Work item: Below are the records; copy each line in which "Body" can be found.
════════════════
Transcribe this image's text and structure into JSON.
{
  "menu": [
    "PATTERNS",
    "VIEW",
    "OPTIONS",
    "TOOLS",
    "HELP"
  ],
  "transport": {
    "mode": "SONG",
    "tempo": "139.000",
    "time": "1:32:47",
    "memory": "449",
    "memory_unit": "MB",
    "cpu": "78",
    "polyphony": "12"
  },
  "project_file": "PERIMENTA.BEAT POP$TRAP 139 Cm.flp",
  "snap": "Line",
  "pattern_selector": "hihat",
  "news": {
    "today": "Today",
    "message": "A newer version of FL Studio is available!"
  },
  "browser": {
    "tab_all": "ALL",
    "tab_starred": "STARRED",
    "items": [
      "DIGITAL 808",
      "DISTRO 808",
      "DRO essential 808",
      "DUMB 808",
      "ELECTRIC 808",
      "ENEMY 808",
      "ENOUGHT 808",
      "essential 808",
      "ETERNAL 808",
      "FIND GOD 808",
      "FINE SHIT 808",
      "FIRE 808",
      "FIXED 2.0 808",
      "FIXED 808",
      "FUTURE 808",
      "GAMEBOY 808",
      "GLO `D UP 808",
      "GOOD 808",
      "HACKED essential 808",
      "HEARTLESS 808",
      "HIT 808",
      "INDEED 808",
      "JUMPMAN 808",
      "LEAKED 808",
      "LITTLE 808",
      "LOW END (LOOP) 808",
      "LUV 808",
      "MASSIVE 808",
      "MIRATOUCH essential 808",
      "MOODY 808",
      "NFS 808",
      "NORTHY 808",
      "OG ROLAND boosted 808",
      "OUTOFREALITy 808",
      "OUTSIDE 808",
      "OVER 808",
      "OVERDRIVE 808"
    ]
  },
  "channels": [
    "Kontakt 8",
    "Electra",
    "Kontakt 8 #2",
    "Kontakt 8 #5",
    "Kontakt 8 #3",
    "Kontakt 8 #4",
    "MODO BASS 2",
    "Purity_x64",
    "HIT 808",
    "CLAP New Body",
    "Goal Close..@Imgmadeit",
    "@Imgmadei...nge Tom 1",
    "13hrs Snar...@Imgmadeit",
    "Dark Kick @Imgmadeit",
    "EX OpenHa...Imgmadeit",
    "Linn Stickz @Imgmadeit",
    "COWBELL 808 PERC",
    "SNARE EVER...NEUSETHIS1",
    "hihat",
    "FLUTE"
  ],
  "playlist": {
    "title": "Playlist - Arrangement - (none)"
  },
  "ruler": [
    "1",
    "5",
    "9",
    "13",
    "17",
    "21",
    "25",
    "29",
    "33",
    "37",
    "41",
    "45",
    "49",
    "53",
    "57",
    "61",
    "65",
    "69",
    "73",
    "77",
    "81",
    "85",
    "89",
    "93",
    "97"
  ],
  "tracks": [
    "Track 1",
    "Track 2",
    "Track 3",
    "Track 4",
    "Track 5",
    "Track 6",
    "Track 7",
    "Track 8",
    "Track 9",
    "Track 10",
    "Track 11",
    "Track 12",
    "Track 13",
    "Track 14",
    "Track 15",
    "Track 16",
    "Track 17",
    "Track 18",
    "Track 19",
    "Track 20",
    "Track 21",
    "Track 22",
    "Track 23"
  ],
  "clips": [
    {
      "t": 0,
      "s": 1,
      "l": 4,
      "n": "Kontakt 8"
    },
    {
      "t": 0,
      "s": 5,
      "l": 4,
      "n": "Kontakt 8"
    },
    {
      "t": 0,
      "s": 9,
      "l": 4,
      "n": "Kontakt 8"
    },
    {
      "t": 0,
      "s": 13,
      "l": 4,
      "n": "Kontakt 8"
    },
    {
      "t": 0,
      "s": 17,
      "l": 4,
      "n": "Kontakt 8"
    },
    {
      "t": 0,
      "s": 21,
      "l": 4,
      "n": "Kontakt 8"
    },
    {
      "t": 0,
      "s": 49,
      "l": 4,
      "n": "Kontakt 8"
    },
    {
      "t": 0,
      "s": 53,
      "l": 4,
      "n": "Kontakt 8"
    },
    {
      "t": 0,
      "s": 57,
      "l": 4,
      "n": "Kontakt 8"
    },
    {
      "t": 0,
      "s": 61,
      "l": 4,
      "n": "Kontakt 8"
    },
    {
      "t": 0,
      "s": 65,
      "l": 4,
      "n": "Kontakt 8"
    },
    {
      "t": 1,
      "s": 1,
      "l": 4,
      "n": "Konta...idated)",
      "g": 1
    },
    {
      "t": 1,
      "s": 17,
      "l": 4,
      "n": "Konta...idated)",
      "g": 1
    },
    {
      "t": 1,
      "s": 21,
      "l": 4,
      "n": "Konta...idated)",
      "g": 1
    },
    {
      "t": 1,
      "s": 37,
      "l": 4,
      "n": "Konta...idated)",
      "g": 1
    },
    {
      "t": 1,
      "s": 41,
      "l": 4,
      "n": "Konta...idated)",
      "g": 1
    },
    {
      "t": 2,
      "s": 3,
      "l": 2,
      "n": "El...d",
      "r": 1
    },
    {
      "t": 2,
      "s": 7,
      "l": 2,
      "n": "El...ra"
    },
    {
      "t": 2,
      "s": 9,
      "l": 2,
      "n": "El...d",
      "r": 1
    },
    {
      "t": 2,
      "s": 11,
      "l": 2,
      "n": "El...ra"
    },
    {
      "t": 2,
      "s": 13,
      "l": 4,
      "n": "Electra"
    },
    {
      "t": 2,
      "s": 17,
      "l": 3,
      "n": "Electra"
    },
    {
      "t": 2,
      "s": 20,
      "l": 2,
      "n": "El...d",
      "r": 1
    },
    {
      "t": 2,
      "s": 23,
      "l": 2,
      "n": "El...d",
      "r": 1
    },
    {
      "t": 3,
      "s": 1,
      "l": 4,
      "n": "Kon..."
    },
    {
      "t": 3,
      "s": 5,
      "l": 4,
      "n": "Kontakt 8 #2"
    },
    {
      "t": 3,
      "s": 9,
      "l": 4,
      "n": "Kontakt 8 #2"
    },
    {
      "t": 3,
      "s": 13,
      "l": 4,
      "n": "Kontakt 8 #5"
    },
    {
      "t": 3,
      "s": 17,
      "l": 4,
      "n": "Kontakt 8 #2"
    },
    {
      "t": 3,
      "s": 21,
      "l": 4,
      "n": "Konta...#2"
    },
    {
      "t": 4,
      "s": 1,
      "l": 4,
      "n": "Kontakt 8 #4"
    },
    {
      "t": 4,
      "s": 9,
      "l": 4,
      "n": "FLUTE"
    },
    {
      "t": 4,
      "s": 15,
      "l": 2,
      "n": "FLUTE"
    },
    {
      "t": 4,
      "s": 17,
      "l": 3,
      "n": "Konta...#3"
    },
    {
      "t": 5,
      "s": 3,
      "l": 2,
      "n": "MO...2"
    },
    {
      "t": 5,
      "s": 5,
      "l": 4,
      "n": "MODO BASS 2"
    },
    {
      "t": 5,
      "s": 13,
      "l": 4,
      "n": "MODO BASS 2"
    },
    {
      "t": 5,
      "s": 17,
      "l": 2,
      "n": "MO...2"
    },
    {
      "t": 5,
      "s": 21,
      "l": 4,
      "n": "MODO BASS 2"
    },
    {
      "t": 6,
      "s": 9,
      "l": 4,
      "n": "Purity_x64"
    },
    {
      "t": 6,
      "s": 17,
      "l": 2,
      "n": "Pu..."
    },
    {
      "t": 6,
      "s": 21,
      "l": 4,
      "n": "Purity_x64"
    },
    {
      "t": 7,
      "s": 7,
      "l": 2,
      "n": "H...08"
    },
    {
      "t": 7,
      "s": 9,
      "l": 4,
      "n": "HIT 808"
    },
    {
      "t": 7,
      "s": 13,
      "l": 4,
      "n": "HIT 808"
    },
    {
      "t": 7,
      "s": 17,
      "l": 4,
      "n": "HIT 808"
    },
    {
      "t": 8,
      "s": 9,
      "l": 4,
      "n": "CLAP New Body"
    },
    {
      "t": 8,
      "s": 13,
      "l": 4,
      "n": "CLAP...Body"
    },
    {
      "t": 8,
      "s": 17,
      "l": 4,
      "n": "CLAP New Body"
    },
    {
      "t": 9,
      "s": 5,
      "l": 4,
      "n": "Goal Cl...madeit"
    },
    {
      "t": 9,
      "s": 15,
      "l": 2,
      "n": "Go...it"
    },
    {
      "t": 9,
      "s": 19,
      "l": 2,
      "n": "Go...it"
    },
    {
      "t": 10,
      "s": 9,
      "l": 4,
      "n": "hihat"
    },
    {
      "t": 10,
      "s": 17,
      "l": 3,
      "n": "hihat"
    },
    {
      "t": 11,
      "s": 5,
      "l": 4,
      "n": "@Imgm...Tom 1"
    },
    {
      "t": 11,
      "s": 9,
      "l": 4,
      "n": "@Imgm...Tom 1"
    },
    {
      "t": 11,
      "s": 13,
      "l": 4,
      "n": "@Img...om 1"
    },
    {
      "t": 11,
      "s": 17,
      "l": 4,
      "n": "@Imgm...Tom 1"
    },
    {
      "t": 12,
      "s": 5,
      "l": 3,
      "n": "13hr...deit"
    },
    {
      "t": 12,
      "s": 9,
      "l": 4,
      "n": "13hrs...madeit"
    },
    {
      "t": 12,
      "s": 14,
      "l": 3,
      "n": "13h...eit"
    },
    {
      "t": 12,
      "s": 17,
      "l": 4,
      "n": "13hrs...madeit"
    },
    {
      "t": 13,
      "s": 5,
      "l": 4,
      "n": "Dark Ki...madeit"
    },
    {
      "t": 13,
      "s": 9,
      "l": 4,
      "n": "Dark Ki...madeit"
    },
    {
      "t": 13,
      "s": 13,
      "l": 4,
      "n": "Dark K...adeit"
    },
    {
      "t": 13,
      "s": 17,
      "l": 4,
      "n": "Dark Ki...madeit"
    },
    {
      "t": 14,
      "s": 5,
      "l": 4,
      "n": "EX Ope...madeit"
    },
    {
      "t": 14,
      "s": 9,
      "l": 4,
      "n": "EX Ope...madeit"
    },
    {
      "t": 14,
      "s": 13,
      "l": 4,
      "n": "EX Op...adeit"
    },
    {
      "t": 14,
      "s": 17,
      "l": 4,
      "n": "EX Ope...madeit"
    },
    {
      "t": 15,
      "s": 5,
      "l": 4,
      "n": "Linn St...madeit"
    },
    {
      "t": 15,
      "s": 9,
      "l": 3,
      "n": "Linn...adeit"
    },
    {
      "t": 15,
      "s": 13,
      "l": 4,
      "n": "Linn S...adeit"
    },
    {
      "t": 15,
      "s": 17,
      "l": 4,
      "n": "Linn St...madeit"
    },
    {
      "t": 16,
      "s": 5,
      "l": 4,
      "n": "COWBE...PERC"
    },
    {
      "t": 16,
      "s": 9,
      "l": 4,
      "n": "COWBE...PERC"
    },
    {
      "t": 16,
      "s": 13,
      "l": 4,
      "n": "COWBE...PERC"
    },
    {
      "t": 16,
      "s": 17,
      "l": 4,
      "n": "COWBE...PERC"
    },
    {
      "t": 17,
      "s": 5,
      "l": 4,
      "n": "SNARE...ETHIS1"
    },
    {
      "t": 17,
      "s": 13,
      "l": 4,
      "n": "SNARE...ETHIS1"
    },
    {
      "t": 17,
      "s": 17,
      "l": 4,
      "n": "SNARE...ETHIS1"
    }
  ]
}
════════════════
Exercise response:
    "CLAP New Body",
      "n": "CLAP New Body"
      "n": "CLAP...Body"
      "n": "CLAP New Body"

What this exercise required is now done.